>>>>

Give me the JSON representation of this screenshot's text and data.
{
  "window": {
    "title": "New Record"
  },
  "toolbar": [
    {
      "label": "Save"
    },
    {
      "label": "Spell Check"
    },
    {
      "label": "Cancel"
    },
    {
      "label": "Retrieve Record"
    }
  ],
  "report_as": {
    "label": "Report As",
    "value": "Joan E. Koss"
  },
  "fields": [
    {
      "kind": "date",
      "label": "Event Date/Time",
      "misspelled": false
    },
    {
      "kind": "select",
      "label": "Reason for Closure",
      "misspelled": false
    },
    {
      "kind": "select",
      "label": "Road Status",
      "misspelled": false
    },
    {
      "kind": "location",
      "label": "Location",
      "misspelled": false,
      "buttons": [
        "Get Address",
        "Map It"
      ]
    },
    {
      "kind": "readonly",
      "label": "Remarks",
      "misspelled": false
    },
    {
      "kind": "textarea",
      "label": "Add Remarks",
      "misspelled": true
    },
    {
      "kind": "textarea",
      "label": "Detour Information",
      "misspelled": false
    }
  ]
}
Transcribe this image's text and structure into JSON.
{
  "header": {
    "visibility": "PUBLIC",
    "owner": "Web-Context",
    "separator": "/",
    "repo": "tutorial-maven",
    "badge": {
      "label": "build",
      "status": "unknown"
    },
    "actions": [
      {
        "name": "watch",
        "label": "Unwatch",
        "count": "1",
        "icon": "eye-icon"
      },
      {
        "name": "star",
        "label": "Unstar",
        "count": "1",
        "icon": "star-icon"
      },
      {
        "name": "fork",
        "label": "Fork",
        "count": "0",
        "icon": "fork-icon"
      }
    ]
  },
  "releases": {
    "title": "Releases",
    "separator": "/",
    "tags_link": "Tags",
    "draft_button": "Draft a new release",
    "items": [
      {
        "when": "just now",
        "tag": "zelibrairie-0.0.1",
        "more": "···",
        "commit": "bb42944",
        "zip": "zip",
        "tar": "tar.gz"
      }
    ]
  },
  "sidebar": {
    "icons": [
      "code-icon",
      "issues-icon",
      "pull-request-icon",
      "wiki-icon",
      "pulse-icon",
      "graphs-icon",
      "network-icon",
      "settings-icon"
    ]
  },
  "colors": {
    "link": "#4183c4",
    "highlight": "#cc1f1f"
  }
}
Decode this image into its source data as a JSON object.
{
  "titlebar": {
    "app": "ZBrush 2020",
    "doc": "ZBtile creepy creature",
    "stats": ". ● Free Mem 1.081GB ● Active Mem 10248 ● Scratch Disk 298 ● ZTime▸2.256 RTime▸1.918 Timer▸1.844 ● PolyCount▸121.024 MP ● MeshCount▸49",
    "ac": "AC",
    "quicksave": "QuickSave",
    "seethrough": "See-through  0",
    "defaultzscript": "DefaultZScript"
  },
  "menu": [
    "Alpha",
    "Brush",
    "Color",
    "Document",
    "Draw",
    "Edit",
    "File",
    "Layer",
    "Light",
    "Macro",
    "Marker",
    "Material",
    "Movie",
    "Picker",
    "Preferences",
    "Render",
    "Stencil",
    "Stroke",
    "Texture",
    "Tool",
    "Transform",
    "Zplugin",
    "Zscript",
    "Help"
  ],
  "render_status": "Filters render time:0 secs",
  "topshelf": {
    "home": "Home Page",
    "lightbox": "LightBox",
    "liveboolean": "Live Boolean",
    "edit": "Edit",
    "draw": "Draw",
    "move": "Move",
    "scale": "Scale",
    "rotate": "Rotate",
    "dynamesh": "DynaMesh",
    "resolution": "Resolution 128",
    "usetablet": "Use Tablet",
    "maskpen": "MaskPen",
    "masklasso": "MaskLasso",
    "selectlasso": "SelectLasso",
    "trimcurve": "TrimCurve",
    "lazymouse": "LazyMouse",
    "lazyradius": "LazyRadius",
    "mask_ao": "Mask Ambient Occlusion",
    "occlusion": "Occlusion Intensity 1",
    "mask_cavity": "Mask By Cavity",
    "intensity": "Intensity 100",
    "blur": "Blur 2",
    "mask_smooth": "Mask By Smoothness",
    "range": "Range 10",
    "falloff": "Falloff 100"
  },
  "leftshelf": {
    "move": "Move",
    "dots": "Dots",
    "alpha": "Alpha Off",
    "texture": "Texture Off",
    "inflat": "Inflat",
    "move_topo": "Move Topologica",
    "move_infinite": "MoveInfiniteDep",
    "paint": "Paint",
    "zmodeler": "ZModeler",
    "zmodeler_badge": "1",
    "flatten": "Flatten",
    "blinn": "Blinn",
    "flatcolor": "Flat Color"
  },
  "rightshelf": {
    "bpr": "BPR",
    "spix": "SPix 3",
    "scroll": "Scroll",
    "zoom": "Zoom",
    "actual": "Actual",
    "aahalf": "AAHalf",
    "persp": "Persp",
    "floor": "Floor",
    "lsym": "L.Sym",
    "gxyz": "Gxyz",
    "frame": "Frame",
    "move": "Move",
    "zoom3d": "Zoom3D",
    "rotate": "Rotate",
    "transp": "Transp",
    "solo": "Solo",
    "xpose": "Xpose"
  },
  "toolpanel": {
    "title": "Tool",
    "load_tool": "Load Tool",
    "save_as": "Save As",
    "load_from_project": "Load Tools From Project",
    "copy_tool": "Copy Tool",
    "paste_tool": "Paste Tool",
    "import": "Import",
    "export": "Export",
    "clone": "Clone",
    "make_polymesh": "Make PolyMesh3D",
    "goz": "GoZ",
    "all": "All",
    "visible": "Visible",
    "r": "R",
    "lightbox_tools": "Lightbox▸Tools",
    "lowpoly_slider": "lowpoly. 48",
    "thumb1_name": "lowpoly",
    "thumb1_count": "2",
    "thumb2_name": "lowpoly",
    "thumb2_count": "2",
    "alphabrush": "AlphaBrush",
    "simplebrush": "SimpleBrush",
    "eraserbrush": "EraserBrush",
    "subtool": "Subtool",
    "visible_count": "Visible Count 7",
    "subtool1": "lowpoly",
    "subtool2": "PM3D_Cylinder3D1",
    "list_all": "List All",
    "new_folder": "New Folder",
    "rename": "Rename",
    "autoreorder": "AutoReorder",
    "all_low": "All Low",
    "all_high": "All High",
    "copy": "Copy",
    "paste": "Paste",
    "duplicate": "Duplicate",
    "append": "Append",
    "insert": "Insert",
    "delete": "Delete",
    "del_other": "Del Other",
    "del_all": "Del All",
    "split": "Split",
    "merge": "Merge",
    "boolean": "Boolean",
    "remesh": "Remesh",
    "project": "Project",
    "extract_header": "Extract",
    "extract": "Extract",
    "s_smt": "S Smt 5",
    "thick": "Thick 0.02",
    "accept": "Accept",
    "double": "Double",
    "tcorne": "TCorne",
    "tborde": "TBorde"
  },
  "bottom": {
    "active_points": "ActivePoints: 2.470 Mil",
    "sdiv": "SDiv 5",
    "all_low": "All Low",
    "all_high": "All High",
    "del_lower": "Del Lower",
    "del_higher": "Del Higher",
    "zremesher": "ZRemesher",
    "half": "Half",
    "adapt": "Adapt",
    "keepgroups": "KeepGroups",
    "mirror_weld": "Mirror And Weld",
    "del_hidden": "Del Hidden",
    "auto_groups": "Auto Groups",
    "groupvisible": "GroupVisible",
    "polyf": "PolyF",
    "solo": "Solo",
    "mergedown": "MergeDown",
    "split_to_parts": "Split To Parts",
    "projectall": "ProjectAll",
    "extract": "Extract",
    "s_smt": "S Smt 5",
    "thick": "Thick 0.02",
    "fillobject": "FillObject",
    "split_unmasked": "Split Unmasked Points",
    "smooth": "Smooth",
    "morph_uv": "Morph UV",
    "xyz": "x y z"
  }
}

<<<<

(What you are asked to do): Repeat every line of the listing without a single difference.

(Answer to this exercise):
Give me the JSON representation of this screenshot's text and data.
{
  "window": {
    "title": "New Record"
  },
  "toolbar": [
    {
      "label": "Save"
    },
    {
      "label": "Spell Check"
    },
    {
      "label": "Cancel"
    },
    {
      "label": "Retrieve Record"
    }
  ],
  "report_as": {
    "label": "Report As",
    "value": "Joan E. Koss"
  },
  "fields": [
    {
      "kind": "date",
      "label": "Event Date/Time",
      "misspelled": false
    },
    {
      "kind": "select",
      "label": "Reason for Closure",
      "misspelled": false
    },
    {
      "kind": "select",
      "label": "Road Status",
      "misspelled": false
    },
    {
      "kind": "location",
      "label": "Location",
      "misspelled": false,
      "buttons": [
        "Get Address",
        "Map It"
      ]
    },
    {
      "kind": "readonly",
      "label": "Remarks",
      "misspelled": false
    },
    {
      "kind": "textarea",
      "label": "Add Remarks",
      "misspelled": true
    },
    {
      "kind": "textarea",
      "label": "Detour Information",
      "misspelled": false
    }
  ]
}
Transcribe this image's text and structure into JSON.
{
  "header": {
    "visibility": "PUBLIC",
    "owner": "Web-Context",
    "separator": "/",
    "repo": "tutorial-maven",
    "badge": {
      "label": "build",
      "status": "unknown"
    },
    "actions": [
      {
        "name": "watch",
        "label": "Unwatch",
        "count": "1",
        "icon": "eye-icon"
      },
      {
        "name": "star",
        "label": "Unstar",
        "count": "1",
        "icon": "star-icon"
      },
      {
        "name": "fork",
        "label": "Fork",
        "count": "0",
        "icon": "fork-icon"
      }
    ]
  },
  "releases": {
    "title": "Releases",
    "separator": "/",
    "tags_link": "Tags",
    "draft_button": "Draft a new release",
    "items": [
      {
        "when": "just now",
        "tag": "zelibrairie-0.0.1",
        "more": "···",
        "commit": "bb42944",
        "zip": "zip",
        "tar": "tar.gz"
      }
    ]
  },
  "sidebar": {
    "icons": [
      "code-icon",
      "issues-icon",
      "pull-request-icon",
      "wiki-icon",
      "pulse-icon",
      "graphs-icon",
      "network-icon",
      "settings-icon"
    ]
  },
  "colors": {
    "link": "#4183c4",
    "highlight": "#cc1f1f"
  }
}
Decode this image into its source data as a JSON object.
{
  "titlebar": {
    "app": "ZBrush 2020",
    "doc": "ZBtile creepy creature",
    "stats": ". ● Free Mem 1.081GB ● Active Mem 10248 ● Scratch Disk 298 ● ZTime▸2.256 RTime▸1.918 Timer▸1.844 ● PolyCount▸121.024 MP ● MeshCount▸49",
    "ac": "AC",
    "quicksave": "QuickSave",
    "seethrough": "See-through  0",
    "defaultzscript": "DefaultZScript"
  },
  "menu": [
    "Alpha",
    "Brush",
    "Color",
    "Document",
    "Draw",
    "Edit",
    "File",
    "Layer",
    "Light",
    "Macro",
    "Marker",
    "Material",
    "Movie",
    "Picker",
    "Preferences",
    "Render",
    "Stencil",
    "Stroke",
    "Texture",
    "Tool",
    "Transform",
    "Zplugin",
    "Zscript",
    "Help"
  ],
  "render_status": "Filters render time:0 secs",
  "topshelf": {
    "home": "Home Page",
    "lightbox": "LightBox",
    "liveboolean": "Live Boolean",
    "edit": "Edit",
    "draw": "Draw",
    "move": "Move",
    "scale": "Scale",
    "rotate": "Rotate",
    "dynamesh": "DynaMesh",
    "resolution": "Resolution 128",
    "usetablet": "Use Tablet",
    "maskpen": "MaskPen",
    "masklasso": "MaskLasso",
    "selectlasso": "SelectLasso",
    "trimcurve": "TrimCurve",
    "lazymouse": "LazyMouse",
    "lazyradius": "LazyRadius",
    "mask_ao": "Mask Ambient Occlusion",
    "occlusion": "Occlusion Intensity 1",
    "mask_cavity": "Mask By Cavity",
    "intensity": "Intensity 100",
    "blur": "Blur 2",
    "mask_smooth": "Mask By Smoothness",
    "range": "Range 10",
    "falloff": "Falloff 100"
  },
  "leftshelf": {
    "move": "Move",
    "dots": "Dots",
    "alpha": "Alpha Off",
    "texture": "Texture Off",
    "inflat": "Inflat",
    "move_topo": "Move Topologica",
    "move_infinite": "MoveInfiniteDep",
    "paint": "Paint",
    "zmodeler": "ZModeler",
    "zmodeler_badge": "1",
    "flatten": "Flatten",
    "blinn": "Blinn",
    "flatcolor": "Flat Color"
  },
  "rightshelf": {
    "bpr": "BPR",
    "spix": "SPix 3",
    "scroll": "Scroll",
    "zoom": "Zoom",
    "actual": "Actual",
    "aahalf": "AAHalf",
    "persp": "Persp",
    "floor": "Floor",
    "lsym": "L.Sym",
    "gxyz": "Gxyz",
    "frame": "Frame",
    "move": "Move",
    "zoom3d": "Zoom3D",
    "rotate": "Rotate",
    "transp": "Transp",
    "solo": "Solo",
    "xpose": "Xpose"
  },
  "toolpanel": {
    "title": "Tool",
    "load_tool": "Load Tool",
    "save_as": "Save As",
    "load_from_project": "Load Tools From Project",
    "copy_tool": "Copy Tool",
    "paste_tool": "Paste Tool",
    "import": "Import",
    "export": "Export",
    "clone": "Clone",
    "make_polymesh": "Make PolyMesh3D",
    "goz": "GoZ",
    "all": "All",
    "visible": "Visible",
    "r": "R",
    "lightbox_tools": "Lightbox▸Tools",
    "lowpoly_slider": "lowpoly. 48",
    "thumb1_name": "lowpoly",
    "thumb1_count": "2",
    "thumb2_name": "lowpoly",
    "thumb2_count": "2",
    "alphabrush": "AlphaBrush",
    "simplebrush": "SimpleBrush",
    "eraserbrush": "EraserBrush",
    "subtool": "Subtool",
    "visible_count": "Visible Count 7",
    "subtool1": "lowpoly",
    "subtool2": "PM3D_Cylinder3D1",
    "list_all": "List All",
    "new_folder": "New Folder",
    "rename": "Rename",
    "autoreorder": "AutoReorder",
    "all_low": "All Low",
    "all_high": "All High",
    "copy": "Copy",
    "paste": "Paste",
    "duplicate": "Duplicate",
    "append": "Append",
    "insert": "Insert",
    "delete": "Delete",
    "del_other": "Del Other",
    "del_all": "Del All",
    "split": "Split",
    "merge": "Merge",
    "boolean": "Boolean",
    "remesh": "Remesh",
    "project": "Project",
    "extract_header": "Extract",
    "extract": "Extract",
    "s_smt": "S Smt 5",
    "thick": "Thick 0.02",
    "accept": "Accept",
    "double": "Double",
    "tcorne": "TCorne",
    "tborde": "TBorde"
  },
  "bottom": {
    "active_points": "ActivePoints: 2.470 Mil",
    "sdiv": "SDiv 5",
    "all_low": "All Low",
    "all_high": "All High",
    "del_lower": "Del Lower",
    "del_higher": "Del Higher",
    "zremesher": "ZRemesher",
    "half": "Half",
    "adapt": "Adapt",
    "keepgroups": "KeepGroups",
    "mirror_weld": "Mirror And Weld",
    "del_hidden": "Del Hidden",
    "auto_groups": "Auto Groups",
    "groupvisible": "GroupVisible",
    "polyf": "PolyF",
    "solo": "Solo",
    "mergedown": "MergeDown",
    "split_to_parts": "Split To Parts",
    "projectall": "ProjectAll",
    "extract": "Extract",
    "s_smt": "S Smt 5",
    "thick": "Thick 0.02",
    "fillobject": "FillObject",
    "split_unmasked": "Split Unmasked Points",
    "smooth": "Smooth",
    "morph_uv": "Morph UV",
    "xyz": "x y z"
  }
}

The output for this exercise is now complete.